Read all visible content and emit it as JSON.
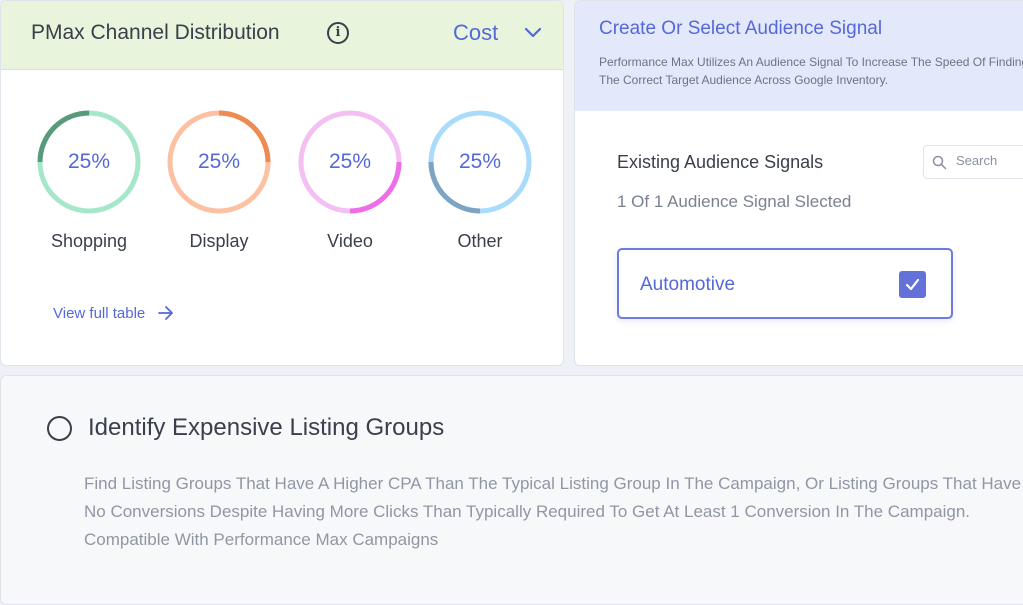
{
  "channel_card": {
    "title": "PMax Channel Distribution",
    "info_icon": "info-icon",
    "metric_dropdown": {
      "selected": "Cost",
      "icon": "chevron-down-icon"
    },
    "rings": [
      {
        "label": "Shopping",
        "percent_text": "25%",
        "fraction": 0.25,
        "track_color": "#a6e6c9",
        "accent_color": "#5a9a7c"
      },
      {
        "label": "Display",
        "percent_text": "25%",
        "fraction": 0.25,
        "track_color": "#fbc1a2",
        "accent_color": "#ee8a52"
      },
      {
        "label": "Video",
        "percent_text": "25%",
        "fraction": 0.25,
        "track_color": "#f4bff2",
        "accent_color": "#ee6ee8"
      },
      {
        "label": "Other",
        "percent_text": "25%",
        "fraction": 0.25,
        "track_color": "#a9dbfb",
        "accent_color": "#7ea4c4"
      }
    ],
    "view_link": {
      "label": "View full table",
      "icon": "arrow-right-icon"
    }
  },
  "audience_card": {
    "title": "Create Or Select Audience Signal",
    "description": "Performance Max Utilizes An Audience Signal To Increase The Speed Of Finding The Correct Target Audience Across Google Inventory.",
    "existing_heading": "Existing Audience Signals",
    "selected_count": "1 Of 1 Audience Signal Slected",
    "search": {
      "placeholder": "Search",
      "icon": "search-icon"
    },
    "options": [
      {
        "label": "Automotive",
        "checked": true,
        "icon": "checkmark-icon"
      }
    ]
  },
  "listing_card": {
    "title": "Identify Expensive Listing Groups",
    "description": "Find Listing Groups That Have A Higher CPA Than The Typical Listing Group In The Campaign, Or Listing Groups That Have No Conversions Despite Having More Clicks Than Typically Required To Get At Least 1 Conversion In The Campaign. Compatible With Performance Max Campaigns"
  },
  "colors": {
    "accent": "#5568d8",
    "header_green": "#e8f5dc",
    "header_blue": "#e3e8fb",
    "text": "#3a3f4b",
    "muted": "#9096a4"
  }
}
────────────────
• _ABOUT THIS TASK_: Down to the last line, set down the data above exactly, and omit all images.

• _YOUR RESPONSE_:
Read all visible content and emit it as JSON.
{
  "channel_card": {
    "title": "PMax Channel Distribution",
    "info_icon": "info-icon",
    "metric_dropdown": {
      "selected": "Cost",
      "icon": "chevron-down-icon"
    },
    "rings": [
      {
        "label": "Shopping",
        "percent_text": "25%",
        "fraction": 0.25,
        "track_color": "#a6e6c9",
        "accent_color": "#5a9a7c"
      },
      {
        "label": "Display",
        "percent_text": "25%",
        "fraction": 0.25,
        "track_color": "#fbc1a2",
        "accent_color": "#ee8a52"
      },
      {
        "label": "Video",
        "percent_text": "25%",
        "fraction": 0.25,
        "track_color": "#f4bff2",
        "accent_color": "#ee6ee8"
      },
      {
        "label": "Other",
        "percent_text": "25%",
        "fraction": 0.25,
        "track_color": "#a9dbfb",
        "accent_color": "#7ea4c4"
      }
    ],
    "view_link": {
      "label": "View full table",
      "icon": "arrow-right-icon"
    }
  },
  "audience_card": {
    "title": "Create Or Select Audience Signal",
    "description": "Performance Max Utilizes An Audience Signal To Increase The Speed Of Finding The Correct Target Audience Across Google Inventory.",
    "existing_heading": "Existing Audience Signals",
    "selected_count": "1 Of 1 Audience Signal Slected",
    "search": {
      "placeholder": "Search",
      "icon": "search-icon"
    },
    "options": [
      {
        "label": "Automotive",
        "checked": true,
        "icon": "checkmark-icon"
      }
    ]
  },
  "listing_card": {
    "title": "Identify Expensive Listing Groups",
    "description": "Find Listing Groups That Have A Higher CPA Than The Typical Listing Group In The Campaign, Or Listing Groups That Have No Conversions Despite Having More Clicks Than Typically Required To Get At Least 1 Conversion In The Campaign. Compatible With Performance Max Campaigns"
  },
  "colors": {
    "accent": "#5568d8",
    "header_green": "#e8f5dc",
    "header_blue": "#e3e8fb",
    "text": "#3a3f4b",
    "muted": "#9096a4"
  }
}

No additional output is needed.